A couple of days ago, Commissioner Joe Noland sent me his DVD ‘Altars in the Street’ which outlines his plea for Christian people to step in to the lives of children in their communities, especially considering that many children are ‘at risk.’ The DVD carries the true story of a boy, Joey and a girl Annie and how their lives were influenced for the good and for the bad for the involvement or non involvement of Christian people in their lives. Many children become ones who are remembered by teddybear covered graves or flowers tied to railings – altars in the street.
You know, children who are growing up in desperate conditions don’t always realise that there is an alternative unless they happen to glimpse it elsewhere. When I was growing up, I had no idea that my life was any different to any other child. Yet, my life at home as a child was marked by break-up of marriage, violence, poverty, depression, a lot of sadness, fear and rejection. The memories I carry of childhood, even the few positive ones, are tinged by sadness. That all leaves its scars.
My life changed when one man stepped in at the age of around 9. Thing is, he maybe didn’t know what he was doing. When he stepped into my life with kindness, support, massive encouragement and calm guidance he would probably never have guessed the absence of all these things in my home life. My brass teacher at primary school, Brian Keachie, rescued me and I’m eternally grateful. I want him to know, in no uncertain terms, about the impact of his life on just one of his many pupils over the years.

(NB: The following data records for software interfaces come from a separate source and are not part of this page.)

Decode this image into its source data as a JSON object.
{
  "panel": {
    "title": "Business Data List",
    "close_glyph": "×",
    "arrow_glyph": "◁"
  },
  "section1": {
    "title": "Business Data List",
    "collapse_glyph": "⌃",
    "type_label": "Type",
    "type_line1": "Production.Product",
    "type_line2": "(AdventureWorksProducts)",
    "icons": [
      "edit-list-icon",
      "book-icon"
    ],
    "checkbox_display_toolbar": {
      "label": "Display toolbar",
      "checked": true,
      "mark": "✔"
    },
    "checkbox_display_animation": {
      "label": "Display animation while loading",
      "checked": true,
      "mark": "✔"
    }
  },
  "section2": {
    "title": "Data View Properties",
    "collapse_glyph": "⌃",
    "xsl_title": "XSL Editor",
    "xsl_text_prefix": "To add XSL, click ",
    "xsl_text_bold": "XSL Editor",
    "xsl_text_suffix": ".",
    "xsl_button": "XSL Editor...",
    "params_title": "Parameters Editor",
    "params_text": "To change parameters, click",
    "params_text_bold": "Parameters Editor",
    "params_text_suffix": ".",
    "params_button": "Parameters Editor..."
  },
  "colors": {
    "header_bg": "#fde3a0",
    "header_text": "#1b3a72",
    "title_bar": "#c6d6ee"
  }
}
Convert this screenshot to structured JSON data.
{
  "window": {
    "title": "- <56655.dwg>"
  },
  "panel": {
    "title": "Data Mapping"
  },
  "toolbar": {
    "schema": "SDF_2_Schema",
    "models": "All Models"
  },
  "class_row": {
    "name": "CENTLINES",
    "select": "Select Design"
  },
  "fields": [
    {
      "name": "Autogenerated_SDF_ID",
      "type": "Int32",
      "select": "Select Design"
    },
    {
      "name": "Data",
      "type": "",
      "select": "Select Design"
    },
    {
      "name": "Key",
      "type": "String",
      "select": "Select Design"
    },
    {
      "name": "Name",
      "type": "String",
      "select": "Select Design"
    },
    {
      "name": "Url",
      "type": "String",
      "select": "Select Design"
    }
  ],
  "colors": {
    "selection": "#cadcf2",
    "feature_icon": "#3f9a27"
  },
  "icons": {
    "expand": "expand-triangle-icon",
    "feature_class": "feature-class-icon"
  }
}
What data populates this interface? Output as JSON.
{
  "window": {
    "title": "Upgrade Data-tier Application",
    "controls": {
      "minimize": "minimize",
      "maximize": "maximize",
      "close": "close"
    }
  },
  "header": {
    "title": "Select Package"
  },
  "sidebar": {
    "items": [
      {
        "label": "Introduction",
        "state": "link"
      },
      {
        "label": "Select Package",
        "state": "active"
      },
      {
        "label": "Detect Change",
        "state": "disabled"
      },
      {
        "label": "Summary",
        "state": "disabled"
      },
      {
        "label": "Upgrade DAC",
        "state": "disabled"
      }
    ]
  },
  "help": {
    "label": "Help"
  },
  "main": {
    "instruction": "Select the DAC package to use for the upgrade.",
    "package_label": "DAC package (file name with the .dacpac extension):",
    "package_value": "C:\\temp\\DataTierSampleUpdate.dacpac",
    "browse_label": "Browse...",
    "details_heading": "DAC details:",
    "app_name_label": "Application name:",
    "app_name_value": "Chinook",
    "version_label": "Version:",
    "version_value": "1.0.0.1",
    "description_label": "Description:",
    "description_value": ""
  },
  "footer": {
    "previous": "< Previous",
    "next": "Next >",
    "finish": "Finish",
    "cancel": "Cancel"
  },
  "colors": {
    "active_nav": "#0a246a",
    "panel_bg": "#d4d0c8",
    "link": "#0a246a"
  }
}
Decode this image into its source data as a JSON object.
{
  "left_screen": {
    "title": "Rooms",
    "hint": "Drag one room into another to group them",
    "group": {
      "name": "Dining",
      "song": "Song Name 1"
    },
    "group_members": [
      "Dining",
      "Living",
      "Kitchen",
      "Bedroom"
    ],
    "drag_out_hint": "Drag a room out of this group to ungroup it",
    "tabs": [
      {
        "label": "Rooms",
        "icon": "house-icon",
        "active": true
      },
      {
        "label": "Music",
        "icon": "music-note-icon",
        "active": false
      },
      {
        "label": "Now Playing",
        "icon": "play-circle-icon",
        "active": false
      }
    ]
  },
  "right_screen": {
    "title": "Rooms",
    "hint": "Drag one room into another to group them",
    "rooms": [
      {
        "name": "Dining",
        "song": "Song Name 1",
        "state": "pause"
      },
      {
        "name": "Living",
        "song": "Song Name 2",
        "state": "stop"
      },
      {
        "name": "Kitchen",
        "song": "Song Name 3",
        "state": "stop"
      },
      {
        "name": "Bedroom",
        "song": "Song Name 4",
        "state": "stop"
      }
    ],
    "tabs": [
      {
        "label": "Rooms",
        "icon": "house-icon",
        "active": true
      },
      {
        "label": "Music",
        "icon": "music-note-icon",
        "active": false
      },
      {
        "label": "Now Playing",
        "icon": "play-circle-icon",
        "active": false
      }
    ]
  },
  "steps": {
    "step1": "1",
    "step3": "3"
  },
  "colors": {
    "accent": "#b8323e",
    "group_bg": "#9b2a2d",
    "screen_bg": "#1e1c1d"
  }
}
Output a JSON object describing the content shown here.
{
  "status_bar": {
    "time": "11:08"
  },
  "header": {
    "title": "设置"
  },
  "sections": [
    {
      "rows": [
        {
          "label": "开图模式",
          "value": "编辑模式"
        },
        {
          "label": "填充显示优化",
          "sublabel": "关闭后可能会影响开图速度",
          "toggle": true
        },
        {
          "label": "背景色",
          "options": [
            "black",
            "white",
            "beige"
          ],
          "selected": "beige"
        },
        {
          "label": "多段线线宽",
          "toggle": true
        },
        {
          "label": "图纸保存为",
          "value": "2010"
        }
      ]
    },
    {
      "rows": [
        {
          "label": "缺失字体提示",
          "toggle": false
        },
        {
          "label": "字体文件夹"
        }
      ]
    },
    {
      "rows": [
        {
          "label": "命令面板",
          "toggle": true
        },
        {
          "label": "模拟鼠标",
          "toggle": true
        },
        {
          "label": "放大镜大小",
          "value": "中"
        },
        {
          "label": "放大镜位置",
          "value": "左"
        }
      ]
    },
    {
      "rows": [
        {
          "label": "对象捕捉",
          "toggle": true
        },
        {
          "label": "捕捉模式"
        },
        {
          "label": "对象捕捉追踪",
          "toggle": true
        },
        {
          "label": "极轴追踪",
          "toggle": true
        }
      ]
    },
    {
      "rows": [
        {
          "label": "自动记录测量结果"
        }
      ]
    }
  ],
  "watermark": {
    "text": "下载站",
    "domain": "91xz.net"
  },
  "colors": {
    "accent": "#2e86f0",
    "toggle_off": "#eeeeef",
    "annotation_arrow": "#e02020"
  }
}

There was something different about him. I’d never seen this kind of man anywhere else at all. At a time when I started to abuse prescripted medication, at an all time low, I discovered, at a much later age of around 14 that he was a member of this thing called The Salvation Army. I immediately wanted to find out about it. I knew that there must be something in it that was making the difference.
I eventually worked up the courage to steal my bus fare from my grandmothers purse and make my way to The Salvation Army where I found several other heroes, champions, mothers and fathers I never had. Within a few months, I knelt at the mercy seat, cried out to God and he saved me completely. He set me on a different path, lifted me and carried me through my circumstances and started turning me into a man of God.
After my conversion, things got tougher at home. My mother and step-father couldn’t quite cope with the change and it led to persecution and I had no other real choice but to leave home to live with my grandmother. Again, God’s people were my strength. Billy, Joyce, Matthew, Debbie, Chris, Donald, Hugh, Cameron, Robert, Roberta…heroes every one. They championed me. I’m here because of them.
To see my son, Ben, at the age of 7 happy, content, loved, secure in himself and a little rascal into the bargain, is nothing short of a miracle for me. You have no idea how entirely delighted I was to enrol him as a Junior Soldier, a follower of Jesus, last month. Thankfully, he doesn’t have to look beyond the four walls of his home to find his champion and his support because I am here for him. The legacy continues into the next generation.
Friends, I share this to encourage you never to be tired of stepping in an influencing the life of a child. It doesn’t just affect the child, but his children and his children’s children. I work a few hours a week in HMP Aberdeen and I see in there young men who never had a champion. And I’ll tell you one thing that is true, the person who said that it is easier to build a child than repair a broken man spoke great truth.
Be a hero. Make a difference.